- _THE TASK_: Using the data below, show every line where the word "Launcher" occurs.

- _SUPPLIED MATERIAL_:
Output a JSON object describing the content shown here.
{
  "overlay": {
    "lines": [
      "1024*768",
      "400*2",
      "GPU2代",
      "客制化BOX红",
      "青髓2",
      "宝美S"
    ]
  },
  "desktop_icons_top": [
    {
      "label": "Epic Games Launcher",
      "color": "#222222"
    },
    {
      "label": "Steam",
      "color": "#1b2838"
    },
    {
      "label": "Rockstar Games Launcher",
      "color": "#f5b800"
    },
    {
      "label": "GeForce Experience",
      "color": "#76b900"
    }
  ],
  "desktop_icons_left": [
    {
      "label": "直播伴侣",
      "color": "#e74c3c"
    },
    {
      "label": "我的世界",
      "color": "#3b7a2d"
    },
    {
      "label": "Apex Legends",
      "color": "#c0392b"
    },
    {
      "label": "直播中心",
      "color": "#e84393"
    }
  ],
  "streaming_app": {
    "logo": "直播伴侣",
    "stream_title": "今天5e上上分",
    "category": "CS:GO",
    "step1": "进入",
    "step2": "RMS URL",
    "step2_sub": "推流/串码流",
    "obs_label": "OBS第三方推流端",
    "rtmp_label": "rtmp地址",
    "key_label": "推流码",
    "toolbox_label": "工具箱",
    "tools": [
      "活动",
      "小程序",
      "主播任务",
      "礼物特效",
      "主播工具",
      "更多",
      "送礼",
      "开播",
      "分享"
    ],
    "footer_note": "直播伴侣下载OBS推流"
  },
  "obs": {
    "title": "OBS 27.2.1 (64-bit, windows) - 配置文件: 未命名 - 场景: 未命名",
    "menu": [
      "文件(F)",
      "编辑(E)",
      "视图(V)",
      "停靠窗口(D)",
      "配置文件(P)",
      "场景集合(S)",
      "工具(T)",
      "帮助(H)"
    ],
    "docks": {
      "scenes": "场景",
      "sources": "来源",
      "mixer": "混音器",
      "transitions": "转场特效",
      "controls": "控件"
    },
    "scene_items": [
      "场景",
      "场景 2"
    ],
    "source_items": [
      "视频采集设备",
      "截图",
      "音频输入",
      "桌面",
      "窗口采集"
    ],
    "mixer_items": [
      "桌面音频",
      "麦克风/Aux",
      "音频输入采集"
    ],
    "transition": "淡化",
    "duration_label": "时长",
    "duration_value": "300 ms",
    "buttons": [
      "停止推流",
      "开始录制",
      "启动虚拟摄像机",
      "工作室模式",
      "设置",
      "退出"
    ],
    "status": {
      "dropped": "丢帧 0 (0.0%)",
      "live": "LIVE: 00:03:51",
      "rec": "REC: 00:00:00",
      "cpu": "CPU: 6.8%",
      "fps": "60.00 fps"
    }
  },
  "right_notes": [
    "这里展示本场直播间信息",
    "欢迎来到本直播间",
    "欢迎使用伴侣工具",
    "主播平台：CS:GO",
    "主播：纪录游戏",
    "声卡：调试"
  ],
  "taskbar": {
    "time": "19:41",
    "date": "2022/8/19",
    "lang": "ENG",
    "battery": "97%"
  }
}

- _SOLUTION FOR THIS PROBLEM_:
      "label": "Epic Games Launcher",
      "label": "Rockstar Games Launcher",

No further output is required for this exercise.